> **SOURCE DATA**:
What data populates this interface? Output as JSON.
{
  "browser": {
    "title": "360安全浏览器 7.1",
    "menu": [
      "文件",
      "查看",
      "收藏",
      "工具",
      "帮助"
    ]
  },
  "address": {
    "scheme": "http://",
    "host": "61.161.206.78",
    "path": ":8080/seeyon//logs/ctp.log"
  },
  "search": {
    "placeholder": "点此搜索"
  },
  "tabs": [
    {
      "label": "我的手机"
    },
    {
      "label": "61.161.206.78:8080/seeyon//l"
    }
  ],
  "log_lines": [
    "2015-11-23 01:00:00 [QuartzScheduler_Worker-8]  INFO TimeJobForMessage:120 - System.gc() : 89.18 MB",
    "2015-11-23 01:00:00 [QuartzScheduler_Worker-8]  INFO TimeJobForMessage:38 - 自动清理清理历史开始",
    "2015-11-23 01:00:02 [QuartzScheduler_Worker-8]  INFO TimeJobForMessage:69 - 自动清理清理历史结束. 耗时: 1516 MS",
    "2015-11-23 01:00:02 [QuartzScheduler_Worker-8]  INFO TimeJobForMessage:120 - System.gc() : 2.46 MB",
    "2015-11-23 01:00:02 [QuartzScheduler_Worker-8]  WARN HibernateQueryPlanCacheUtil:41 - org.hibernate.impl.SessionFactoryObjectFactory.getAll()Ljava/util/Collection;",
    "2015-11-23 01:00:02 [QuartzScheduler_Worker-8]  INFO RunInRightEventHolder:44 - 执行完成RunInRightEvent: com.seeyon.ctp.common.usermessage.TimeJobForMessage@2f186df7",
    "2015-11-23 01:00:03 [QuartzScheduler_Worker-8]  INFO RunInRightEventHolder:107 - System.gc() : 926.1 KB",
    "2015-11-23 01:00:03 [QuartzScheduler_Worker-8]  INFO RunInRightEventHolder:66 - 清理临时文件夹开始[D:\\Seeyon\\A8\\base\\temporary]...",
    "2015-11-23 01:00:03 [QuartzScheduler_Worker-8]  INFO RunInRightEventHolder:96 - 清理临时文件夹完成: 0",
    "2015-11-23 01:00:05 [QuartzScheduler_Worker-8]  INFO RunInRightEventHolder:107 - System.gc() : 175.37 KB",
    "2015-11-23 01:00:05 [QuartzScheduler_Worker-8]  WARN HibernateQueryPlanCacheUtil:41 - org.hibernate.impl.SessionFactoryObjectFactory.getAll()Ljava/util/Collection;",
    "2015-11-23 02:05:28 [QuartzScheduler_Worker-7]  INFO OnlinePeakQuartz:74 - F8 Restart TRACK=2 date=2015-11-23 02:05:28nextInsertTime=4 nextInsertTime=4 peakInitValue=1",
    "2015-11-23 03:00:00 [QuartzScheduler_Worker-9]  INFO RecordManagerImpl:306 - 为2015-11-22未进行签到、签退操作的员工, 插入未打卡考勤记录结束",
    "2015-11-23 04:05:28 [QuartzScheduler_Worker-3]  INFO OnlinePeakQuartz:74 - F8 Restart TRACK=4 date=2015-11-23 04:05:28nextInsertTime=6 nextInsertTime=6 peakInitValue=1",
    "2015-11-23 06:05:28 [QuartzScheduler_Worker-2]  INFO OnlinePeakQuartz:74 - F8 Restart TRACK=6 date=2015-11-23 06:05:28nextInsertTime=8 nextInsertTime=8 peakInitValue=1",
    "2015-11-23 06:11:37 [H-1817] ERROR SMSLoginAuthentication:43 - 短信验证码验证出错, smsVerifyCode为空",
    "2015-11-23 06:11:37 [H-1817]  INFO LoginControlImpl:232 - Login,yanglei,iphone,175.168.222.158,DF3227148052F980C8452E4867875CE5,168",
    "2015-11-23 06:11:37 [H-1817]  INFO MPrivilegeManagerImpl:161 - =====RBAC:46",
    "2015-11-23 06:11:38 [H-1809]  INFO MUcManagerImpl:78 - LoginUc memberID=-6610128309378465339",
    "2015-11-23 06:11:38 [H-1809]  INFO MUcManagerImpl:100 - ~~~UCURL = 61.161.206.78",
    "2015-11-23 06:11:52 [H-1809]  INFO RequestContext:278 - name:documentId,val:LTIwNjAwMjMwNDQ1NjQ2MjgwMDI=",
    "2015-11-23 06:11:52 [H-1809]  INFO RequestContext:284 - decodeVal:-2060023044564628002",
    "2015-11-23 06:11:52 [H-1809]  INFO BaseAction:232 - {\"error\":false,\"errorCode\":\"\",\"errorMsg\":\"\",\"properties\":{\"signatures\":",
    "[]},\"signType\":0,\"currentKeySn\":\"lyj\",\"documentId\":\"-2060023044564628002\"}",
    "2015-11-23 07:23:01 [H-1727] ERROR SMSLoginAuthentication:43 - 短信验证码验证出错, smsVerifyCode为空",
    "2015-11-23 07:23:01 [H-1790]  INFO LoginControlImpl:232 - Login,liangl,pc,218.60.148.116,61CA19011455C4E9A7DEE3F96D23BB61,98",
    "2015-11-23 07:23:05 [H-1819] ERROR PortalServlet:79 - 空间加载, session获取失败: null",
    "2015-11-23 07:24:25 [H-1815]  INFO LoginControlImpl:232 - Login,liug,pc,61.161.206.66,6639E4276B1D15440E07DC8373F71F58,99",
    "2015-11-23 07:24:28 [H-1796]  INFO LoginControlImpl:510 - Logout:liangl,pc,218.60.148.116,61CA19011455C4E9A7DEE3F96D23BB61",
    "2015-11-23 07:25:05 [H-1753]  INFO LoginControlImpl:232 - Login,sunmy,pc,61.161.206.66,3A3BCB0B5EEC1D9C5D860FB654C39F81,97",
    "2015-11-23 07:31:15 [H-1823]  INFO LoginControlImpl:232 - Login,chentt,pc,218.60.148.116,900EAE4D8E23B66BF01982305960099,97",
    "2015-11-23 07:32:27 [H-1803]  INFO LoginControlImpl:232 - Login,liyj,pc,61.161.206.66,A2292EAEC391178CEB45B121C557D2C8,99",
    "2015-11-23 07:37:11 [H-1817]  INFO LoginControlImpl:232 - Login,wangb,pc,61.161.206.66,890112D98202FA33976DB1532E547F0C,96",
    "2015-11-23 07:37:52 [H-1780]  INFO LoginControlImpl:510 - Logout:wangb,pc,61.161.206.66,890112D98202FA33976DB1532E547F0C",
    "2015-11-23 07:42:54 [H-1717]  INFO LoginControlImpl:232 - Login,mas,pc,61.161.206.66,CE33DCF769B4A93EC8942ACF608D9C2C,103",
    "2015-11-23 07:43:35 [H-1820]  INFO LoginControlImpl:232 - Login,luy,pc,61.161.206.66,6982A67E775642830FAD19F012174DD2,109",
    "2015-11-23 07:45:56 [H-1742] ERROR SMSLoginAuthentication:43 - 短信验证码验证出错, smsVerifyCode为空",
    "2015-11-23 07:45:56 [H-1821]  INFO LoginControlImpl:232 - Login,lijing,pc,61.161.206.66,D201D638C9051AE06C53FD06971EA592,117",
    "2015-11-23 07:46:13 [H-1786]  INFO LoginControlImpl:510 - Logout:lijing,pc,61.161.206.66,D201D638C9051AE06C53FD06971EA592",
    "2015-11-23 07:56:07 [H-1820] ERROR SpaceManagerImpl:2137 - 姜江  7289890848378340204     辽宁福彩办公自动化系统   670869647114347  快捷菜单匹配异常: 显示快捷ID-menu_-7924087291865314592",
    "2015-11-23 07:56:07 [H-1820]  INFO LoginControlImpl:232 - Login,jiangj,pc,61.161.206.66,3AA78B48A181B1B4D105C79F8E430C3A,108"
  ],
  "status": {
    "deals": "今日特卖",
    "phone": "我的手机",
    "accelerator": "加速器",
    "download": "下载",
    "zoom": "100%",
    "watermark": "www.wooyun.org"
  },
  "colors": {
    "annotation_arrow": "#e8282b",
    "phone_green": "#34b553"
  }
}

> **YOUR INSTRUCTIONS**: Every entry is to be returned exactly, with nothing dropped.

> **EXPECTED ANSWER**:
What data populates this interface? Output as JSON.
{
  "browser": {
    "title": "360安全浏览器 7.1",
    "menu": [
      "文件",
      "查看",
      "收藏",
      "工具",
      "帮助"
    ]
  },
  "address": {
    "scheme": "http://",
    "host": "61.161.206.78",
    "path": ":8080/seeyon//logs/ctp.log"
  },
  "search": {
    "placeholder": "点此搜索"
  },
  "tabs": [
    {
      "label": "我的手机"
    },
    {
      "label": "61.161.206.78:8080/seeyon//l"
    }
  ],
  "log_lines": [
    "2015-11-23 01:00:00 [QuartzScheduler_Worker-8]  INFO TimeJobForMessage:120 - System.gc() : 89.18 MB",
    "2015-11-23 01:00:00 [QuartzScheduler_Worker-8]  INFO TimeJobForMessage:38 - 自动清理清理历史开始",
    "2015-11-23 01:00:02 [QuartzScheduler_Worker-8]  INFO TimeJobForMessage:69 - 自动清理清理历史结束. 耗时: 1516 MS",
    "2015-11-23 01:00:02 [QuartzScheduler_Worker-8]  INFO TimeJobForMessage:120 - System.gc() : 2.46 MB",
    "2015-11-23 01:00:02 [QuartzScheduler_Worker-8]  WARN HibernateQueryPlanCacheUtil:41 - org.hibernate.impl.SessionFactoryObjectFactory.getAll()Ljava/util/Collection;",
    "2015-11-23 01:00:02 [QuartzScheduler_Worker-8]  INFO RunInRightEventHolder:44 - 执行完成RunInRightEvent: com.seeyon.ctp.common.usermessage.TimeJobForMessage@2f186df7",
    "2015-11-23 01:00:03 [QuartzScheduler_Worker-8]  INFO RunInRightEventHolder:107 - System.gc() : 926.1 KB",
    "2015-11-23 01:00:03 [QuartzScheduler_Worker-8]  INFO RunInRightEventHolder:66 - 清理临时文件夹开始[D:\\Seeyon\\A8\\base\\temporary]...",
    "2015-11-23 01:00:03 [QuartzScheduler_Worker-8]  INFO RunInRightEventHolder:96 - 清理临时文件夹完成: 0",
    "2015-11-23 01:00:05 [QuartzScheduler_Worker-8]  INFO RunInRightEventHolder:107 - System.gc() : 175.37 KB",
    "2015-11-23 01:00:05 [QuartzScheduler_Worker-8]  WARN HibernateQueryPlanCacheUtil:41 - org.hibernate.impl.SessionFactoryObjectFactory.getAll()Ljava/util/Collection;",
    "2015-11-23 02:05:28 [QuartzScheduler_Worker-7]  INFO OnlinePeakQuartz:74 - F8 Restart TRACK=2 date=2015-11-23 02:05:28nextInsertTime=4 nextInsertTime=4 peakInitValue=1",
    "2015-11-23 03:00:00 [QuartzScheduler_Worker-9]  INFO RecordManagerImpl:306 - 为2015-11-22未进行签到、签退操作的员工, 插入未打卡考勤记录结束",
    "2015-11-23 04:05:28 [QuartzScheduler_Worker-3]  INFO OnlinePeakQuartz:74 - F8 Restart TRACK=4 date=2015-11-23 04:05:28nextInsertTime=6 nextInsertTime=6 peakInitValue=1",
    "2015-11-23 06:05:28 [QuartzScheduler_Worker-2]  INFO OnlinePeakQuartz:74 - F8 Restart TRACK=6 date=2015-11-23 06:05:28nextInsertTime=8 nextInsertTime=8 peakInitValue=1",
    "2015-11-23 06:11:37 [H-1817] ERROR SMSLoginAuthentication:43 - 短信验证码验证出错, smsVerifyCode为空",
    "2015-11-23 06:11:37 [H-1817]  INFO LoginControlImpl:232 - Login,yanglei,iphone,175.168.222.158,DF3227148052F980C8452E4867875CE5,168",
    "2015-11-23 06:11:37 [H-1817]  INFO MPrivilegeManagerImpl:161 - =====RBAC:46",
    "2015-11-23 06:11:38 [H-1809]  INFO MUcManagerImpl:78 - LoginUc memberID=-6610128309378465339",
    "2015-11-23 06:11:38 [H-1809]  INFO MUcManagerImpl:100 - ~~~UCURL = 61.161.206.78",
    "2015-11-23 06:11:52 [H-1809]  INFO RequestContext:278 - name:documentId,val:LTIwNjAwMjMwNDQ1NjQ2MjgwMDI=",
    "2015-11-23 06:11:52 [H-1809]  INFO RequestContext:284 - decodeVal:-2060023044564628002",
    "2015-11-23 06:11:52 [H-1809]  INFO BaseAction:232 - {\"error\":false,\"errorCode\":\"\",\"errorMsg\":\"\",\"properties\":{\"signatures\":",
    "[]},\"signType\":0,\"currentKeySn\":\"lyj\",\"documentId\":\"-2060023044564628002\"}",
    "2015-11-23 07:23:01 [H-1727] ERROR SMSLoginAuthentication:43 - 短信验证码验证出错, smsVerifyCode为空",
    "2015-11-23 07:23:01 [H-1790]  INFO LoginControlImpl:232 - Login,liangl,pc,218.60.148.116,61CA19011455C4E9A7DEE3F96D23BB61,98",
    "2015-11-23 07:23:05 [H-1819] ERROR PortalServlet:79 - 空间加载, session获取失败: null",
    "2015-11-23 07:24:25 [H-1815]  INFO LoginControlImpl:232 - Login,liug,pc,61.161.206.66,6639E4276B1D15440E07DC8373F71F58,99",
    "2015-11-23 07:24:28 [H-1796]  INFO LoginControlImpl:510 - Logout:liangl,pc,218.60.148.116,61CA19011455C4E9A7DEE3F96D23BB61",
    "2015-11-23 07:25:05 [H-1753]  INFO LoginControlImpl:232 - Login,sunmy,pc,61.161.206.66,3A3BCB0B5EEC1D9C5D860FB654C39F81,97",
    "2015-11-23 07:31:15 [H-1823]  INFO LoginControlImpl:232 - Login,chentt,pc,218.60.148.116,900EAE4D8E23B66BF01982305960099,97",
    "2015-11-23 07:32:27 [H-1803]  INFO LoginControlImpl:232 - Login,liyj,pc,61.161.206.66,A2292EAEC391178CEB45B121C557D2C8,99",
    "2015-11-23 07:37:11 [H-1817]  INFO LoginControlImpl:232 - Login,wangb,pc,61.161.206.66,890112D98202FA33976DB1532E547F0C,96",
    "2015-11-23 07:37:52 [H-1780]  INFO LoginControlImpl:510 - Logout:wangb,pc,61.161.206.66,890112D98202FA33976DB1532E547F0C",
    "2015-11-23 07:42:54 [H-1717]  INFO LoginControlImpl:232 - Login,mas,pc,61.161.206.66,CE33DCF769B4A93EC8942ACF608D9C2C,103",
    "2015-11-23 07:43:35 [H-1820]  INFO LoginControlImpl:232 - Login,luy,pc,61.161.206.66,6982A67E775642830FAD19F012174DD2,109",
    "2015-11-23 07:45:56 [H-1742] ERROR SMSLoginAuthentication:43 - 短信验证码验证出错, smsVerifyCode为空",
    "2015-11-23 07:45:56 [H-1821]  INFO LoginControlImpl:232 - Login,lijing,pc,61.161.206.66,D201D638C9051AE06C53FD06971EA592,117",
    "2015-11-23 07:46:13 [H-1786]  INFO LoginControlImpl:510 - Logout:lijing,pc,61.161.206.66,D201D638C9051AE06C53FD06971EA592",
    "2015-11-23 07:56:07 [H-1820] ERROR SpaceManagerImpl:2137 - 姜江  7289890848378340204     辽宁福彩办公自动化系统   670869647114347  快捷菜单匹配异常: 显示快捷ID-menu_-7924087291865314592",
    "2015-11-23 07:56:07 [H-1820]  INFO LoginControlImpl:232 - Login,jiangj,pc,61.161.206.66,3AA78B48A181B1B4D105C79F8E430C3A,108"
  ],
  "status": {
    "deals": "今日特卖",
    "phone": "我的手机",
    "accelerator": "加速器",
    "download": "下载",
    "zoom": "100%",
    "watermark": "www.wooyun.org"
  },
  "colors": {
    "annotation_arrow": "#e8282b",
    "phone_green": "#34b553"
  }
}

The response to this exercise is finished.